**WHAT YOU ARE ASKED TO DO**
No image is to be carried over; reproduce the rest of the listing word for word.

------------

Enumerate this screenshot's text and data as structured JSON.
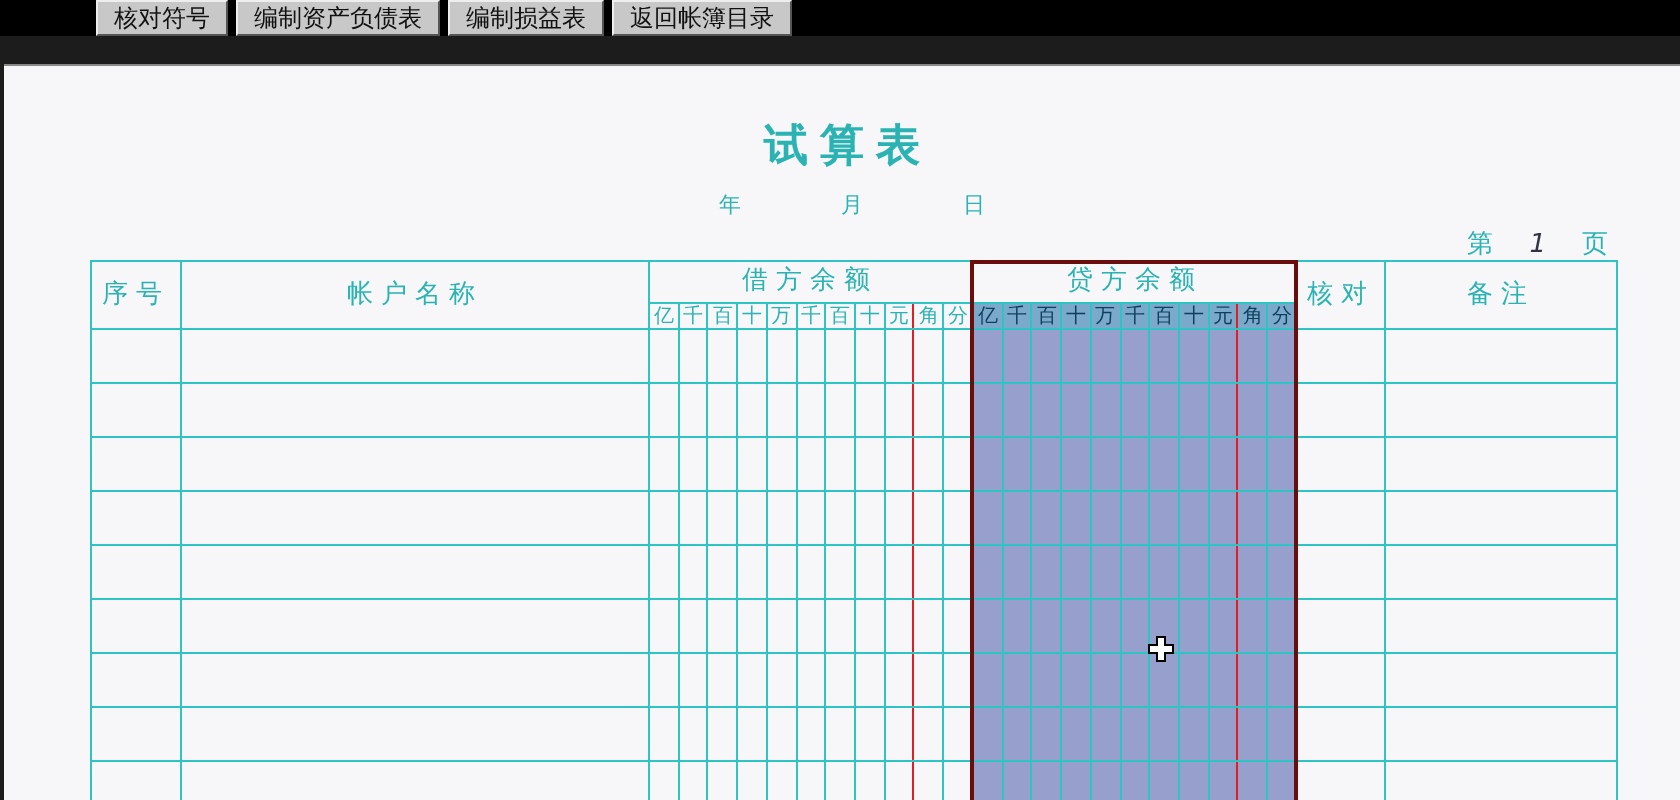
{
  "toolbar": {
    "buttons": [
      {
        "label": "核对符号"
      },
      {
        "label": "编制资产负债表"
      },
      {
        "label": "编制损益表"
      },
      {
        "label": "返回帐簿目录"
      }
    ]
  },
  "title": "试算表",
  "date_line": {
    "year": "年",
    "month": "月",
    "day": "日"
  },
  "page_number": {
    "prefix": "第",
    "value": "1",
    "suffix": "页"
  },
  "table": {
    "columns": [
      {
        "kind": "text",
        "label": "序号",
        "selected": false
      },
      {
        "kind": "text",
        "label": "帐户名称",
        "selected": false
      },
      {
        "kind": "amount",
        "label": "借方余额",
        "selected": false,
        "digits": [
          "亿",
          "千",
          "百",
          "十",
          "万",
          "千",
          "百",
          "十",
          "元",
          "角",
          "分"
        ]
      },
      {
        "kind": "amount",
        "label": "贷方余额",
        "selected": true,
        "digits": [
          "亿",
          "千",
          "百",
          "十",
          "万",
          "千",
          "百",
          "十",
          "元",
          "角",
          "分"
        ]
      },
      {
        "kind": "text",
        "label": "核对",
        "selected": false
      },
      {
        "kind": "text",
        "label": "备注",
        "selected": false
      }
    ]
  }
}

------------

**EXPECTED ANSWER**
Enumerate this screenshot's text and data as structured JSON.
{
  "toolbar": {
    "buttons": [
      {
        "label": "核对符号"
      },
      {
        "label": "编制资产负债表"
      },
      {
        "label": "编制损益表"
      },
      {
        "label": "返回帐簿目录"
      }
    ]
  },
  "title": "试算表",
  "date_line": {
    "year": "年",
    "month": "月",
    "day": "日"
  },
  "page_number": {
    "prefix": "第",
    "value": "1",
    "suffix": "页"
  },
  "table": {
    "columns": [
      {
        "kind": "text",
        "label": "序号",
        "selected": false
      },
      {
        "kind": "text",
        "label": "帐户名称",
        "selected": false
      },
      {
        "kind": "amount",
        "label": "借方余额",
        "selected": false,
        "digits": [
          "亿",
          "千",
          "百",
          "十",
          "万",
          "千",
          "百",
          "十",
          "元",
          "角",
          "分"
        ]
      },
      {
        "kind": "amount",
        "label": "贷方余额",
        "selected": true,
        "digits": [
          "亿",
          "千",
          "百",
          "十",
          "万",
          "千",
          "百",
          "十",
          "元",
          "角",
          "分"
        ]
      },
      {
        "kind": "text",
        "label": "核对",
        "selected": false
      },
      {
        "kind": "text",
        "label": "备注",
        "selected": false
      }
    ]
  }
}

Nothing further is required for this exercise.